Michael Montenegro is driven to put the products of his imagination into tangible, active forms. After he builds them—often in life-size form, with a rag-tag collage of materials—he becomes them, lives inside them, then delivers them to us with a zany vigor.
In a simple, residential neighborhood in San Francisco sits a former church for Christian Scientists. The building’s white exterior and massive columns give it a stately, antiquated look. But behind its doors sit stacks of servers, which contain billions upon billions of web pages, media, and other delights. This is the Internet Archive. In today’s…

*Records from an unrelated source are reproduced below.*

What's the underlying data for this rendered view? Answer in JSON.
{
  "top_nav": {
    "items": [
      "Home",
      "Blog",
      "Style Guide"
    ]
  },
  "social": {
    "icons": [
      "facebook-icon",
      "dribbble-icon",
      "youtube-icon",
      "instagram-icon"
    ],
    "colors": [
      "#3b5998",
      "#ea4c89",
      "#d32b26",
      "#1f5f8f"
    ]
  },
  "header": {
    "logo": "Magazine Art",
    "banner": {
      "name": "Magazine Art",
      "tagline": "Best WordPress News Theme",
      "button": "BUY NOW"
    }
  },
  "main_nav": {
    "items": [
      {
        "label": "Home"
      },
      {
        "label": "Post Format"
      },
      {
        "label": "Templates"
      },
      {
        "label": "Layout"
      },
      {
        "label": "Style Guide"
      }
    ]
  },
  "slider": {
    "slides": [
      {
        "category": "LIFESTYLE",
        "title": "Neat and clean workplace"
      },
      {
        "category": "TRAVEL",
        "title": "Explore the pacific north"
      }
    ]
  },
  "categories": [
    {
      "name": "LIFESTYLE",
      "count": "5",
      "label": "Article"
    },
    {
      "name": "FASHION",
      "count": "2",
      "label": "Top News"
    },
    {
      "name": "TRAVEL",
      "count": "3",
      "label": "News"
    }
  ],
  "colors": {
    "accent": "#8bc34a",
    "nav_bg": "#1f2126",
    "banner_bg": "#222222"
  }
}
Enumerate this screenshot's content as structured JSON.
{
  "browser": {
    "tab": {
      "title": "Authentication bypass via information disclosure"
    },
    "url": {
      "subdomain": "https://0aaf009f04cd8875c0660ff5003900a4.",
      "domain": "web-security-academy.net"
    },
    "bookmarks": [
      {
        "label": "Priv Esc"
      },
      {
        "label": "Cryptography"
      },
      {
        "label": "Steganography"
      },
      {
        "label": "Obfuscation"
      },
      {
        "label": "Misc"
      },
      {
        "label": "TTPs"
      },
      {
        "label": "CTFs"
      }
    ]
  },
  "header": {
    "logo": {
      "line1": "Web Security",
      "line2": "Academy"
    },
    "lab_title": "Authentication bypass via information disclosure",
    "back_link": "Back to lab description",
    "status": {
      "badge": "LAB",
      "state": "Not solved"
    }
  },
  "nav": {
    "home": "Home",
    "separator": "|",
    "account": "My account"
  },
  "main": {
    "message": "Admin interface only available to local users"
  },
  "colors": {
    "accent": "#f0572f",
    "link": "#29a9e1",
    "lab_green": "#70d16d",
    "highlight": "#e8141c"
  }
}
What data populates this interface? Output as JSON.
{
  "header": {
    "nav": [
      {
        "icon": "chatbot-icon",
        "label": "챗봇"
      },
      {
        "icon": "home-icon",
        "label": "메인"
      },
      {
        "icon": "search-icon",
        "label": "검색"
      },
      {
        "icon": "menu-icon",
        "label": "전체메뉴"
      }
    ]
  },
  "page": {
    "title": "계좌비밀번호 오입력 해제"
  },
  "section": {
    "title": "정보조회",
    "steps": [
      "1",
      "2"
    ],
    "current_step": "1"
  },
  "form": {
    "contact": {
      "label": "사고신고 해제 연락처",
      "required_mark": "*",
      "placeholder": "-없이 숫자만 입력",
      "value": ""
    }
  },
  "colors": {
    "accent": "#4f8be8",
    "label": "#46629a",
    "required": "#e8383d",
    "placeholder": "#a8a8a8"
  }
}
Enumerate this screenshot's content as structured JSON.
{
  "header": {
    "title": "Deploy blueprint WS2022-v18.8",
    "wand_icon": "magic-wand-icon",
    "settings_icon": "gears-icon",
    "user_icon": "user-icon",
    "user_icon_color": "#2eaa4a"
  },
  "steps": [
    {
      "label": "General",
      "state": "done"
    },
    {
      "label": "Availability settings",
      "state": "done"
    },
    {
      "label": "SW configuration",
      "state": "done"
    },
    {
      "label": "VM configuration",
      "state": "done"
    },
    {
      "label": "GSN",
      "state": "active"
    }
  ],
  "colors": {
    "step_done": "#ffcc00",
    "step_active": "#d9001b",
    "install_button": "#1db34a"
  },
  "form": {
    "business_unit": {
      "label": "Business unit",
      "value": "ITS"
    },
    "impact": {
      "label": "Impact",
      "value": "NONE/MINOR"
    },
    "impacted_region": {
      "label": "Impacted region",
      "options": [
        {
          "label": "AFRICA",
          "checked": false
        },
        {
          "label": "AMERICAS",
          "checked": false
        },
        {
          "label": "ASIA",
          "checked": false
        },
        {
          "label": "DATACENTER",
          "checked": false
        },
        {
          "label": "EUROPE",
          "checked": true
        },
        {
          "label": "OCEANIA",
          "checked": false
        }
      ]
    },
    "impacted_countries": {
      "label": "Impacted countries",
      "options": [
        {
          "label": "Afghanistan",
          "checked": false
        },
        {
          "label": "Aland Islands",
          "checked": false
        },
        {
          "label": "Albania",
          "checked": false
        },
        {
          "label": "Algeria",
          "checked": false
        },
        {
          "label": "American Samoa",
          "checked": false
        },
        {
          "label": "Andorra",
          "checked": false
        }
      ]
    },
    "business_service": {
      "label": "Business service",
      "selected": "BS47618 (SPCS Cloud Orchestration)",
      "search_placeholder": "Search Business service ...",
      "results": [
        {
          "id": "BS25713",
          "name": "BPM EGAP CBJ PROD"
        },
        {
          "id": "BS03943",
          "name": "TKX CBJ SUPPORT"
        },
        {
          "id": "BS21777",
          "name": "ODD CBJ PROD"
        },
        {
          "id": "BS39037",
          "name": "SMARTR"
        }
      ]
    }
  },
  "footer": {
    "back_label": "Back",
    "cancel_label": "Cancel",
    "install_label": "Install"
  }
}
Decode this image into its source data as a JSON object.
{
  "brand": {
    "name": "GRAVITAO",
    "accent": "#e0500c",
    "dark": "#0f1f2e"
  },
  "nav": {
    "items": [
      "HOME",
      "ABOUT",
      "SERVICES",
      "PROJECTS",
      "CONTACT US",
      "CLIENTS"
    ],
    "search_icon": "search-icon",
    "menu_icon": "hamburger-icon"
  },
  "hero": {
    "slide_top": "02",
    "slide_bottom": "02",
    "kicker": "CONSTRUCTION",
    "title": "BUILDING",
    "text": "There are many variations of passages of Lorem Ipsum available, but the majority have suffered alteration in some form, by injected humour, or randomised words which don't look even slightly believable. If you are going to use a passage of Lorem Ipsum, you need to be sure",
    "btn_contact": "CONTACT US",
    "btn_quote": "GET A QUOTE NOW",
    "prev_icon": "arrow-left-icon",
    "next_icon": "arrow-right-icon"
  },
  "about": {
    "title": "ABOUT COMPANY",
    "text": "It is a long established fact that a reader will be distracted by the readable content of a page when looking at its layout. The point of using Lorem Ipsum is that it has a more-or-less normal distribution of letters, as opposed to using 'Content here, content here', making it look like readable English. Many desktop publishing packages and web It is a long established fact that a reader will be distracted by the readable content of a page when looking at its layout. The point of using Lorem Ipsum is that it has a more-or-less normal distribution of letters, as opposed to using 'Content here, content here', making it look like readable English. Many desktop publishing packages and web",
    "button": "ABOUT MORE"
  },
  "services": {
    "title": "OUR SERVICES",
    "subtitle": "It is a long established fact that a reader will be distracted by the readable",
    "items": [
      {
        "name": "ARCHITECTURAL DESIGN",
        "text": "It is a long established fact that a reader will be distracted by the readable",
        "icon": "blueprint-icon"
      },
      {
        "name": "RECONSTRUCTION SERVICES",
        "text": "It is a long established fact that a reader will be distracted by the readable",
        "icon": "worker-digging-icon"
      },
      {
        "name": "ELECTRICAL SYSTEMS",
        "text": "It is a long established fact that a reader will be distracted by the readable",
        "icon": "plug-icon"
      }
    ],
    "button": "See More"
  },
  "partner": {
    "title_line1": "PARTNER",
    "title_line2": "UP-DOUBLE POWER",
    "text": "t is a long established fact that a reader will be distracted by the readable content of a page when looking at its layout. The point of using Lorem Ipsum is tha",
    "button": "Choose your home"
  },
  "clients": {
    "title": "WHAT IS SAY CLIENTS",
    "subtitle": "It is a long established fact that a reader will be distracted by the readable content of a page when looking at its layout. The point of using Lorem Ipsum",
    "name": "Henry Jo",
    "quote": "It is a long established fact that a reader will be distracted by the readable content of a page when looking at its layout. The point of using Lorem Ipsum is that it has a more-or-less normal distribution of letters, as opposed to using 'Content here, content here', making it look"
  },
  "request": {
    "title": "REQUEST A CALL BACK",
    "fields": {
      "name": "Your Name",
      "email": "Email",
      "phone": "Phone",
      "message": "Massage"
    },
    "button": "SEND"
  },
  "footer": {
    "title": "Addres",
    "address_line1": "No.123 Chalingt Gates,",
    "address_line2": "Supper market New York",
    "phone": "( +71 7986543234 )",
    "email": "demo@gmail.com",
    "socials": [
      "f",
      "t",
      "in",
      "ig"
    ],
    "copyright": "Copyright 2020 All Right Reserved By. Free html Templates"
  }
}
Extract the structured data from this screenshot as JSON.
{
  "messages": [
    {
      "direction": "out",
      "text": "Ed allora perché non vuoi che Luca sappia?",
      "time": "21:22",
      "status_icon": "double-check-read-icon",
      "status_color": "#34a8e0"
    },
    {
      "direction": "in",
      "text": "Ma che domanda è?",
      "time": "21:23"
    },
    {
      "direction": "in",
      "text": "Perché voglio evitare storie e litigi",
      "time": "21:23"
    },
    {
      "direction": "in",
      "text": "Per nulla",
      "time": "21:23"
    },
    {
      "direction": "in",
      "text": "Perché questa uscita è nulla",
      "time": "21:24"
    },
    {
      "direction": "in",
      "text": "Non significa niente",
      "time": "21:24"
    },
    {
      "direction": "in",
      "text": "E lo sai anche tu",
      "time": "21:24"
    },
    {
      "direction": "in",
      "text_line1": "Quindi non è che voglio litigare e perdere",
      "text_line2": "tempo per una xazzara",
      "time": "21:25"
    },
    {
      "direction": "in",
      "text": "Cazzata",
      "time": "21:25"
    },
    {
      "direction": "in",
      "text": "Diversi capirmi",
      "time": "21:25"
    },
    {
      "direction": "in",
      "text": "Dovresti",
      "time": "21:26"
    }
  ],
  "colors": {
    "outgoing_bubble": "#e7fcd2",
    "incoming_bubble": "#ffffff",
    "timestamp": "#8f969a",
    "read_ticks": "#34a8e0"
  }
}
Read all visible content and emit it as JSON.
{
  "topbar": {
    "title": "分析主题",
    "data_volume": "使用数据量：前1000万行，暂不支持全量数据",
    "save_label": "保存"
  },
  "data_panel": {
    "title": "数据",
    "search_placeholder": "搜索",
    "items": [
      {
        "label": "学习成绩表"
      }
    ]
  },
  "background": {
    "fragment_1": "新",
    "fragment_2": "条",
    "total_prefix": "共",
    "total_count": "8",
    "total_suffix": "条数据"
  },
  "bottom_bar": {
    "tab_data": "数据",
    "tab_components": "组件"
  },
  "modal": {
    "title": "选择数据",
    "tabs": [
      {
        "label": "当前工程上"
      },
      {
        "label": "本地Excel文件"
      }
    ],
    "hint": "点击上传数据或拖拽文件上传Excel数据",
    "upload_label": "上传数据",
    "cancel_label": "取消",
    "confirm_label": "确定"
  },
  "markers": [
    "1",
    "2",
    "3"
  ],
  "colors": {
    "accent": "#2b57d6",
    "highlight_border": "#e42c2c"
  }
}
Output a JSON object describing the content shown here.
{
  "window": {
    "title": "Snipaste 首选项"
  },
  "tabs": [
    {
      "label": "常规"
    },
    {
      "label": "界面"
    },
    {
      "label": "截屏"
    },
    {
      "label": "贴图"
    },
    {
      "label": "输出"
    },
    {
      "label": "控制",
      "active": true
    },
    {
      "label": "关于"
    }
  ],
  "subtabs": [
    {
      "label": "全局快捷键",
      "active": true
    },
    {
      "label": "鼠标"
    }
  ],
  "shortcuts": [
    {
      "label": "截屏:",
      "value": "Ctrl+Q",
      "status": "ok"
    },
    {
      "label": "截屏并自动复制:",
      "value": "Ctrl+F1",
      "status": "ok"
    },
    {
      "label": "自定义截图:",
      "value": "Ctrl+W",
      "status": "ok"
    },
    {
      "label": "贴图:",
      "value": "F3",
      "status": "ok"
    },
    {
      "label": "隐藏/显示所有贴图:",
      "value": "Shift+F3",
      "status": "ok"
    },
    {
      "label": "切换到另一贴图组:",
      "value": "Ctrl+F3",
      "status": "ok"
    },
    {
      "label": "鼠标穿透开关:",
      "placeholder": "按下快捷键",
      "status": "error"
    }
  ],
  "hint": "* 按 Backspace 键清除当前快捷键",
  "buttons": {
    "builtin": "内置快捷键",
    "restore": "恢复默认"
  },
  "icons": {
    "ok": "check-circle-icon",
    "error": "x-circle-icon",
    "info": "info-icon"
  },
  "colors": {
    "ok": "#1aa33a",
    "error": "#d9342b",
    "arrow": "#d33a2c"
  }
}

On the Northeastern coast of Italy, not far from such meccas of refinement as Bologna and Florence, an unusual drug treatment community named San Patrignano has grown and thrived for more than 40 years. The program’s methodology? Teach people who are struggling with addiction high-level artisanal skills, and slowly but surely, confidence and pride fill what was once a desperate void.
By LAURA FRASER
As the economy’s reliance on innovation grows, the offering of toys for girls remains–well, somewhat less than innovative. Fortunately, a few smart women are starting to solve this problem by reviving the time-honored principles of tinkering, this time for girls.
Master book restorer Pietro Livi couldn’t find the right equipment to save large numbers of Italy’s priceless, flood-damaged texts. So he created a “Renaissance workshop” of experts from a variety of disciplines, and designed his own.
In the city of Bologna, home to the world’s oldest university (as well as some of Italy’s finest cuisine), Pietro Livi has developed an unusual machine shop. Part artisanal and part high-tech, his operation is a kind of Renaissance workshop, built to restore damaged ancient texts to their former glory. And then came Venice’s historic floods of 2019.
By LUISA GROSSO
In his new book “Material: Making and the Art of Transformation”, master furniture maker and designer Nick Kary explores the roots of craft, through stories of makers and their essential materials.
By WILLIAM BRYANT LOGAN
A review of “Material: Making and the Art of Transformation,” by Nick Kary (Chelsea Green Publishing, 2020)
On the Northeastern coast of Italy, an unusual drug treatment center uses craftsmanship — and the strength of community — to rehabilitate some of Europe’s most intractable drug addicts.
Spiritual faith has long been shaped by the lettering on a religion’s sacred texts. This is particularly the case with Judaism, so we visited three Hebrew scribes — in Jerusalem, New York City, and the liberal enclave of Berkeley, California — to understand why such laborious traditions continue.